#### TASK DETAILS
Looking at the material below, count the lines that contain "name" and answer with the count only.

#### GIVEN INFORMATION
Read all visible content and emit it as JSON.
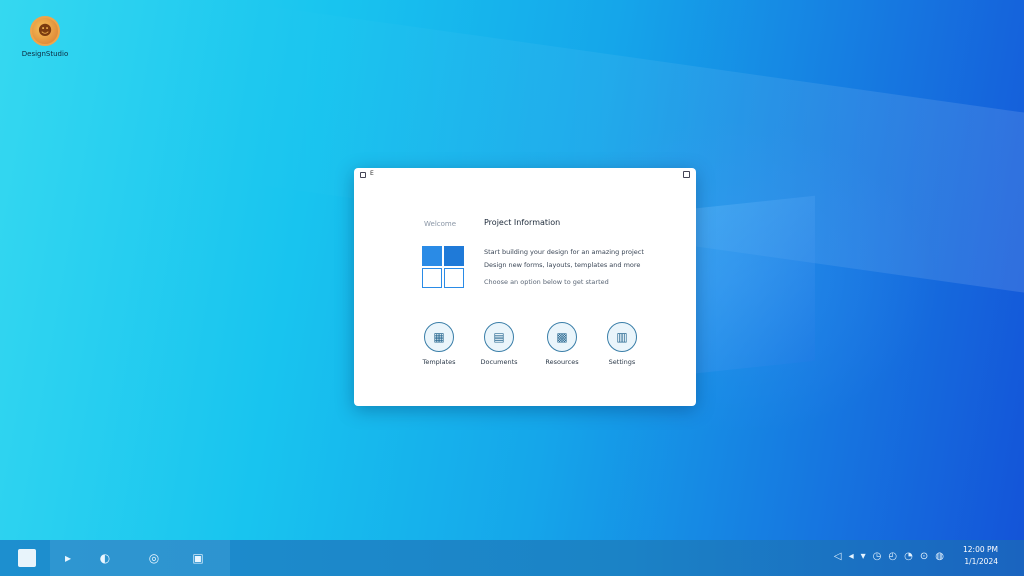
{
  "desktop": {
    "icon_label": "DesignStudio",
    "icon_glyph": "☻"
  },
  "dialog": {
    "title": "E",
    "side_label": "Welcome",
    "heading": "Project Information",
    "desc_line1": "Start building your design for an amazing project",
    "desc_line2": "Design new forms, layouts, templates and more",
    "desc_line3": "Choose an option below to get started",
    "features": [
      {
        "label": "Templates",
        "icon": "template-icon",
        "glyph": "▦"
      },
      {
        "label": "Documents",
        "icon": "document-icon",
        "glyph": "▤"
      },
      {
        "label": "Resources",
        "icon": "resource-icon",
        "glyph": "▩"
      },
      {
        "label": "Settings",
        "icon": "settings-icon",
        "glyph": "▥"
      }
    ]
  },
  "taskbar": {
    "apps": [
      {
        "name": "file-explorer-icon",
        "glyph": "▸"
      },
      {
        "name": "edge-icon",
        "glyph": "◐"
      },
      {
        "name": "chrome-icon",
        "glyph": "◎"
      },
      {
        "name": "store-icon",
        "glyph": "▣"
      }
    ],
    "tray_icons": [
      "◁",
      "◂",
      "▾",
      "◷",
      "◴",
      "◔",
      "⊙",
      "◍"
    ],
    "time": "12:00 PM",
    "date": "1/1/2024"
  },
  "colors": {
    "accent": "#2a8be6",
    "taskbar": "#1b83c6"
  }
}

#### REPLY TO THE TASK
4